== WORK ITEM ==
Please retype all of the following entries exactly.

== AVAILABLE RECORDS ==
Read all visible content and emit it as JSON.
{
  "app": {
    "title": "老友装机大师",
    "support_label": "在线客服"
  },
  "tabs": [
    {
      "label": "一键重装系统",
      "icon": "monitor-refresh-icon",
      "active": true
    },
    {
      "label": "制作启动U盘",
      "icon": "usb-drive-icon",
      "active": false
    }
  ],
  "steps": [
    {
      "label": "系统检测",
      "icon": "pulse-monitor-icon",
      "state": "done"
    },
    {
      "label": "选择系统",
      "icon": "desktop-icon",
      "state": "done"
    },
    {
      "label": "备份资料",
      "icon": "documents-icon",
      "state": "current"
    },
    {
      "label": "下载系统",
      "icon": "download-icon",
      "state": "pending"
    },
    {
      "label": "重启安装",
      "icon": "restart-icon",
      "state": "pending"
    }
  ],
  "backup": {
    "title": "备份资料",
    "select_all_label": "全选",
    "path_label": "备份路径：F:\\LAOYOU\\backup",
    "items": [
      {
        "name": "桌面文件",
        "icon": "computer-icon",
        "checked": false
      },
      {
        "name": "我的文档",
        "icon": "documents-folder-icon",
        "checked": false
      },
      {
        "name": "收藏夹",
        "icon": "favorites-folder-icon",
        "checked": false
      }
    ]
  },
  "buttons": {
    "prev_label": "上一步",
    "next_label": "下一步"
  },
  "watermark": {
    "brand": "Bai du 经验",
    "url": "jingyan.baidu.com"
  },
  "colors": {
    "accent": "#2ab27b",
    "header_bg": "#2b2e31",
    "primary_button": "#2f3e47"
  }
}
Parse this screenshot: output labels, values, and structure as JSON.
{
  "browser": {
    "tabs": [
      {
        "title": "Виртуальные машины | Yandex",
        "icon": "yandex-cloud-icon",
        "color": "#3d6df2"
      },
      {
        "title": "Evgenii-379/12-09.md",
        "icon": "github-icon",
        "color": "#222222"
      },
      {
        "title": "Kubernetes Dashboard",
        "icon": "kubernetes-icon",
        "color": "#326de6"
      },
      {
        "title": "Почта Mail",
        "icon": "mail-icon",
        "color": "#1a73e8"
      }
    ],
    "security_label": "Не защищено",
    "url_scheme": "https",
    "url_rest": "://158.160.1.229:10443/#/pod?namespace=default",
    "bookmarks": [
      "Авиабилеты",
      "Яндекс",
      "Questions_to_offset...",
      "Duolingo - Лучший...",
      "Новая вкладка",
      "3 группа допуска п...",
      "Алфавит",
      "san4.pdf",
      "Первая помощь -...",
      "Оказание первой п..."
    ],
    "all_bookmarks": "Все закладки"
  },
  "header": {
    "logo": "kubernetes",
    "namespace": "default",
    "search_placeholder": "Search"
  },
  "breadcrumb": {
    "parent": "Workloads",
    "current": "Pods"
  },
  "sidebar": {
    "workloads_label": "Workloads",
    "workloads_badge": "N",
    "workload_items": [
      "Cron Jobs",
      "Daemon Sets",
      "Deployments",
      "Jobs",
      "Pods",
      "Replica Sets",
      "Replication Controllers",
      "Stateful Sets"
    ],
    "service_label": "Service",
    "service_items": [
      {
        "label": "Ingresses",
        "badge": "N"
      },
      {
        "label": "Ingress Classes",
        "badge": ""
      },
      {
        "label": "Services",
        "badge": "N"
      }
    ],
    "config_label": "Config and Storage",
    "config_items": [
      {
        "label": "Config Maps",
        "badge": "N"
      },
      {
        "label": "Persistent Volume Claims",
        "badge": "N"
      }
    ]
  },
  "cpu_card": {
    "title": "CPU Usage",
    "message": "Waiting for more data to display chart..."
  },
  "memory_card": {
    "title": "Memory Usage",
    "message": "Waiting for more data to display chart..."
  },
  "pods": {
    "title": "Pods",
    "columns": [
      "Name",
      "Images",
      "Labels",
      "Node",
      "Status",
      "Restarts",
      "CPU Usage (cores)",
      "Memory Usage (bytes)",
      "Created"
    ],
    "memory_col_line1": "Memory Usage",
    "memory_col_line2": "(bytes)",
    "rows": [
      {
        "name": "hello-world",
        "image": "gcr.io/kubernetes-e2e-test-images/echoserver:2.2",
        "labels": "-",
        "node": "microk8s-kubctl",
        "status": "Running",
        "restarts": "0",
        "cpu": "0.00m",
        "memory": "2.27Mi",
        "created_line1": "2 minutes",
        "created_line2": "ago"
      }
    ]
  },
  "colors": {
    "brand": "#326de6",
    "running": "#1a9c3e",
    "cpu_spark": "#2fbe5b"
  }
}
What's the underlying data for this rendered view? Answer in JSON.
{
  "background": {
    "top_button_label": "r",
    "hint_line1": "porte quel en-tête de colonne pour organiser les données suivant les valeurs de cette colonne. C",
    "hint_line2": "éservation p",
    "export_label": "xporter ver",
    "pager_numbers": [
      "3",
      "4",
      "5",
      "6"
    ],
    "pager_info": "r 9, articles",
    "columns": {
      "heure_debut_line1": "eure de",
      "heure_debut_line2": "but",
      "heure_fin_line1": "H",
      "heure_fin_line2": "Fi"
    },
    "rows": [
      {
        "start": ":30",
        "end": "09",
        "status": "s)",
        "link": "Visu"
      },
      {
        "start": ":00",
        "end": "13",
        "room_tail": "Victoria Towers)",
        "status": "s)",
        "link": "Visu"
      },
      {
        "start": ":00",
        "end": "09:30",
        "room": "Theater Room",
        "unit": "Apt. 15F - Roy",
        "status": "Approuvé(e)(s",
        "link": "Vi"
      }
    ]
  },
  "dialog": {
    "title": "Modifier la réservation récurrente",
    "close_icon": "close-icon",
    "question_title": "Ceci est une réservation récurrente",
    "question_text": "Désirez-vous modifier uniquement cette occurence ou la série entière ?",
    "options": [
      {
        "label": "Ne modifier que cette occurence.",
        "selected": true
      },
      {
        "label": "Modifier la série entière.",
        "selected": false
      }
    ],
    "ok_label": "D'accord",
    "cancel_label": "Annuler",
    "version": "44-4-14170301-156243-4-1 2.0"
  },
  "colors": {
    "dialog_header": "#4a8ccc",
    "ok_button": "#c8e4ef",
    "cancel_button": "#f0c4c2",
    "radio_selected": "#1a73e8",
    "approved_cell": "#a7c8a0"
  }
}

== OUTPUT BELOW ==
Read all visible content and emit it as JSON.
{
  "app": {
    "title": "老友装机大师",
    "support_label": "在线客服"
  },
  "tabs": [
    {
      "label": "一键重装系统",
      "icon": "monitor-refresh-icon",
      "active": true
    },
    {
      "label": "制作启动U盘",
      "icon": "usb-drive-icon",
      "active": false
    }
  ],
  "steps": [
    {
      "label": "系统检测",
      "icon": "pulse-monitor-icon",
      "state": "done"
    },
    {
      "label": "选择系统",
      "icon": "desktop-icon",
      "state": "done"
    },
    {
      "label": "备份资料",
      "icon": "documents-icon",
      "state": "current"
    },
    {
      "label": "下载系统",
      "icon": "download-icon",
      "state": "pending"
    },
    {
      "label": "重启安装",
      "icon": "restart-icon",
      "state": "pending"
    }
  ],
  "backup": {
    "title": "备份资料",
    "select_all_label": "全选",
    "path_label": "备份路径：F:\\LAOYOU\\backup",
    "items": [
      {
        "name": "桌面文件",
        "icon": "computer-icon",
        "checked": false
      },
      {
        "name": "我的文档",
        "icon": "documents-folder-icon",
        "checked": false
      },
      {
        "name": "收藏夹",
        "icon": "favorites-folder-icon",
        "checked": false
      }
    ]
  },
  "buttons": {
    "prev_label": "上一步",
    "next_label": "下一步"
  },
  "watermark": {
    "brand": "Bai du 经验",
    "url": "jingyan.baidu.com"
  },
  "colors": {
    "accent": "#2ab27b",
    "header_bg": "#2b2e31",
    "primary_button": "#2f3e47"
  }
}
Parse this screenshot: output labels, values, and structure as JSON.
{
  "browser": {
    "tabs": [
      {
        "title": "Виртуальные машины | Yandex",
        "icon": "yandex-cloud-icon",
        "color": "#3d6df2"
      },
      {
        "title": "Evgenii-379/12-09.md",
        "icon": "github-icon",
        "color": "#222222"
      },
      {
        "title": "Kubernetes Dashboard",
        "icon": "kubernetes-icon",
        "color": "#326de6"
      },
      {
        "title": "Почта Mail",
        "icon": "mail-icon",
        "color": "#1a73e8"
      }
    ],
    "security_label": "Не защищено",
    "url_scheme": "https",
    "url_rest": "://158.160.1.229:10443/#/pod?namespace=default",
    "bookmarks": [
      "Авиабилеты",
      "Яндекс",
      "Questions_to_offset...",
      "Duolingo - Лучший...",
      "Новая вкладка",
      "3 группа допуска п...",
      "Алфавит",
      "san4.pdf",
      "Первая помощь -...",
      "Оказание первой п..."
    ],
    "all_bookmarks": "Все закладки"
  },
  "header": {
    "logo": "kubernetes",
    "namespace": "default",
    "search_placeholder": "Search"
  },
  "breadcrumb": {
    "parent": "Workloads",
    "current": "Pods"
  },
  "sidebar": {
    "workloads_label": "Workloads",
    "workloads_badge": "N",
    "workload_items": [
      "Cron Jobs",
      "Daemon Sets",
      "Deployments",
      "Jobs",
      "Pods",
      "Replica Sets",
      "Replication Controllers",
      "Stateful Sets"
    ],
    "service_label": "Service",
    "service_items": [
      {
        "label": "Ingresses",
        "badge": "N"
      },
      {
        "label": "Ingress Classes",
        "badge": ""
      },
      {
        "label": "Services",
        "badge": "N"
      }
    ],
    "config_label": "Config and Storage",
    "config_items": [
      {
        "label": "Config Maps",
        "badge": "N"
      },
      {
        "label": "Persistent Volume Claims",
        "badge": "N"
      }
    ]
  },
  "cpu_card": {
    "title": "CPU Usage",
    "message": "Waiting for more data to display chart..."
  },
  "memory_card": {
    "title": "Memory Usage",
    "message": "Waiting for more data to display chart..."
  },
  "pods": {
    "title": "Pods",
    "columns": [
      "Name",
      "Images",
      "Labels",
      "Node",
      "Status",
      "Restarts",
      "CPU Usage (cores)",
      "Memory Usage (bytes)",
      "Created"
    ],
    "memory_col_line1": "Memory Usage",
    "memory_col_line2": "(bytes)",
    "rows": [
      {
        "name": "hello-world",
        "image": "gcr.io/kubernetes-e2e-test-images/echoserver:2.2",
        "labels": "-",
        "node": "microk8s-kubctl",
        "status": "Running",
        "restarts": "0",
        "cpu": "0.00m",
        "memory": "2.27Mi",
        "created_line1": "2 minutes",
        "created_line2": "ago"
      }
    ]
  },
  "colors": {
    "brand": "#326de6",
    "running": "#1a9c3e",
    "cpu_spark": "#2fbe5b"
  }
}
What's the underlying data for this rendered view? Answer in JSON.
{
  "background": {
    "top_button_label": "r",
    "hint_line1": "porte quel en-tête de colonne pour organiser les données suivant les valeurs de cette colonne. C",
    "hint_line2": "éservation p",
    "export_label": "xporter ver",
    "pager_numbers": [
      "3",
      "4",
      "5",
      "6"
    ],
    "pager_info": "r 9, articles",
    "columns": {
      "heure_debut_line1": "eure de",
      "heure_debut_line2": "but",
      "heure_fin_line1": "H",
      "heure_fin_line2": "Fi"
    },
    "rows": [
      {
        "start": ":30",
        "end": "09",
        "status": "s)",
        "link": "Visu"
      },
      {
        "start": ":00",
        "end": "13",
        "room_tail": "Victoria Towers)",
        "status": "s)",
        "link": "Visu"
      },
      {
        "start": ":00",
        "end": "09:30",
        "room": "Theater Room",
        "unit": "Apt. 15F - Roy",
        "status": "Approuvé(e)(s",
        "link": "Vi"
      }
    ]
  },
  "dialog": {
    "title": "Modifier la réservation récurrente",
    "close_icon": "close-icon",
    "question_title": "Ceci est une réservation récurrente",
    "question_text": "Désirez-vous modifier uniquement cette occurence ou la série entière ?",
    "options": [
      {
        "label": "Ne modifier que cette occurence.",
        "selected": true
      },
      {
        "label": "Modifier la série entière.",
        "selected": false
      }
    ],
    "ok_label": "D'accord",
    "cancel_label": "Annuler",
    "version": "44-4-14170301-156243-4-1 2.0"
  },
  "colors": {
    "dialog_header": "#4a8ccc",
    "ok_button": "#c8e4ef",
    "cancel_button": "#f0c4c2",
    "radio_selected": "#1a73e8",
    "approved_cell": "#a7c8a0"
  }
}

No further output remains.